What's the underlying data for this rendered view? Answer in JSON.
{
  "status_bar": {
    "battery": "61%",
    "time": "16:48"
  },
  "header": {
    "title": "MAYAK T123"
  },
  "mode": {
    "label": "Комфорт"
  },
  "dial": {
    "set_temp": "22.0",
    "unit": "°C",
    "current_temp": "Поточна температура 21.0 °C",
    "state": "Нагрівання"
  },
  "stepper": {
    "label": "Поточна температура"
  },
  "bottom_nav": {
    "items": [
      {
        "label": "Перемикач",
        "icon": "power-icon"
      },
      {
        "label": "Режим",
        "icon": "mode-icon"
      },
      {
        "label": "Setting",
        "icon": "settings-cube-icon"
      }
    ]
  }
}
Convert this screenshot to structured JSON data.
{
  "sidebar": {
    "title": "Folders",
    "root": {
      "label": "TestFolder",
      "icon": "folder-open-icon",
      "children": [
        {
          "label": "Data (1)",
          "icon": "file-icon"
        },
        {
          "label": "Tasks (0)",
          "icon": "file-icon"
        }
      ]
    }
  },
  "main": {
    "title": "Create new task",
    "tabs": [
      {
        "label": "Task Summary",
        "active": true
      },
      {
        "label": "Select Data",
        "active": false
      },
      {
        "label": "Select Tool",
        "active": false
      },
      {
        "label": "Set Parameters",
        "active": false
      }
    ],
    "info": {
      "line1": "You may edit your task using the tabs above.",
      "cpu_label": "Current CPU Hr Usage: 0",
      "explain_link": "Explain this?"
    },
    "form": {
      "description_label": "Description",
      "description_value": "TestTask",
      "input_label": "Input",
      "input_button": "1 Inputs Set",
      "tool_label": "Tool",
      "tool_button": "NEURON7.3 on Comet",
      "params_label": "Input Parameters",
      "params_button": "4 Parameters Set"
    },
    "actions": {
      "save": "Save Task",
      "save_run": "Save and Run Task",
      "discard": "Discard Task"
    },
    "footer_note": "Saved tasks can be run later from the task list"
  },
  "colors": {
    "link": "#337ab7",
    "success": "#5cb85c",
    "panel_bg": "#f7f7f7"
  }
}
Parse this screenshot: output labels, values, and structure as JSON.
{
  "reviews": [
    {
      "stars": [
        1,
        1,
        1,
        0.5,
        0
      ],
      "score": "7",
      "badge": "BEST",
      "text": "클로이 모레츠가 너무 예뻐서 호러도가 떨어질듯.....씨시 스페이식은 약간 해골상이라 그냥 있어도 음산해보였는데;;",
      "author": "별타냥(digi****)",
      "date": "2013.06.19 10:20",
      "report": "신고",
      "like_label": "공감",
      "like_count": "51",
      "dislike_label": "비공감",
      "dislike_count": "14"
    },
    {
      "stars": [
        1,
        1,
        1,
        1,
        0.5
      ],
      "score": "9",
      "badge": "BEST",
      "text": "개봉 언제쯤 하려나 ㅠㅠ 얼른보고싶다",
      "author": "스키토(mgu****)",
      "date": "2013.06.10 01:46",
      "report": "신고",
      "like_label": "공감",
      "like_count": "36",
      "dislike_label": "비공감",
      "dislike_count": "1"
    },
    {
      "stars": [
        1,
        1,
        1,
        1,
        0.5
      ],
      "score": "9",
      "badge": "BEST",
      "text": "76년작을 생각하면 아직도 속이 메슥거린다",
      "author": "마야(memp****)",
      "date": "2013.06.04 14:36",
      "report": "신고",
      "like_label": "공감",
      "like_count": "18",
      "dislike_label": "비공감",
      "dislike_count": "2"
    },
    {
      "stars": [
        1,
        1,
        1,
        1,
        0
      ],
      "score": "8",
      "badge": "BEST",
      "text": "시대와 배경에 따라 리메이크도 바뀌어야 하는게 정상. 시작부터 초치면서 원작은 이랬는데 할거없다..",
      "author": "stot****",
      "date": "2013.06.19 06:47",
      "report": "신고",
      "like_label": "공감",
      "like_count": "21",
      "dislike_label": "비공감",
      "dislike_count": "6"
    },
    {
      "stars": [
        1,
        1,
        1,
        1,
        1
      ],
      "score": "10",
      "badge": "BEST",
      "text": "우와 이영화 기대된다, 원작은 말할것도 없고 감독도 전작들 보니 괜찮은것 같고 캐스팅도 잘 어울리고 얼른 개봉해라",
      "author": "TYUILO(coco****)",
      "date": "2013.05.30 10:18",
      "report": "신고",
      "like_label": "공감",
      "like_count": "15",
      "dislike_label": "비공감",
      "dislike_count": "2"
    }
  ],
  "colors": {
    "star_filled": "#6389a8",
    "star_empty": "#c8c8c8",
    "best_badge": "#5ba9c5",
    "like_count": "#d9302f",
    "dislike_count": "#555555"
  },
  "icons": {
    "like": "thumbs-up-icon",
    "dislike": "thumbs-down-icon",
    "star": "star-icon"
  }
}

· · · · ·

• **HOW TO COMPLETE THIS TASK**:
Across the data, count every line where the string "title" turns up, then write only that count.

• **EXERCISE RESULT**:
3